Iridomyrmex obscurus represents no more than the hairier form of I. suchieri , where erect setae are variously present on the antennal scapes, legs and/or sides of head. However, this hairiness is part of the natural variation in I. suchieri , and many specimens have varying degrees of such hairiness, often with only one or two erect setae on the antennal scapes, or the sides of the head lacking in such vestiture although the hind tibiae are hairy, or other combinations involving these structures. In fact, in a paratype series (two workers) of I. obscurus with the same collection data as the syntypes of I. obscurus , the hairy tibiae and sides of head contrast with the glabrous scape. Iridomyrmex obscurus is therefore treated as a junior synonym of I. suchieri (the earlier name) in this work.

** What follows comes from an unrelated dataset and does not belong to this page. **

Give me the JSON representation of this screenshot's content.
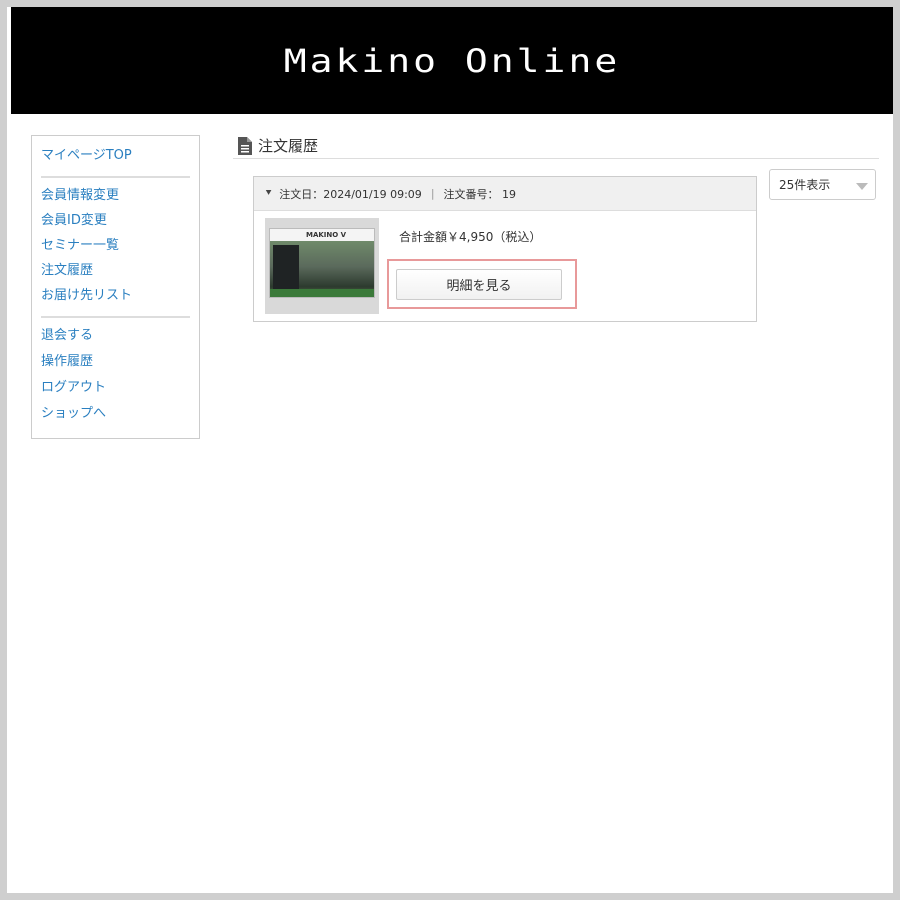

Some populations of I. mjobergi are also identical in appearance to I. suchieri , but are virtually glabrous, and lack the setae on the posterior margin of the head mentioned above. Unfortunately, I. suchieri is variable is size and shape, and small workers may have a more rounded propodeum than their more typical counterparts. In these cases, care must be taken to avoid confusion with I. splendens . The latter nearly always has some iridescence on the body (absent or confined to the gaster in I. suchieri ), and a planar or weakly medially indented posterior margin of the head (uniformly weakly concave in I. suchieri ).

In Australia, I. suchieri is quite anthropophilic and can be found in most capital cities, where it occurs on pavements as well as in vegetated areas. Paving stones are a favoured form of cover, and, although nests are not especially large, quite a lot of sand can be removed. In more natural surroundings, stones may also be used for nest protection. ANIC label data detailing behaviour of this species in Australia is almost completely lacking, but in New Zealand it follows typical Iridomyrmex behaviour in tending honeydew producing Hemiptera ( Don, 2007) . There is a strong likelihood that Australian workers of this species also tend lycaenid caterpillars, but such data are treated with caution by Eastwood and Fraser (1999) because of the uncertainty surrounding the taxonomy of Iridomyrmex species to this point of time.

Kingdom

Animalia

Phylum

Arthropoda

Class

Insecta

Order

Hymenoptera

Family

Formicidae

Genus

Iridomyrmex

Loc

Iridomyrmex suchieri Forel

Heterick, Brian E. & Shattuck, Steve 2011
2011
Loc

Iridomyrmex rufoniger suchieri

Taylor, R. W. 1986: 34
Taylor, R. W. 1986: 34
Crawley, W. C. 1921: 92
Forel, A. 1915: 78
Forel, A. 1910: 52
1910
Loc

Iridomyrmex rufoniger suchieri

Forel, A. 1907: 291
1907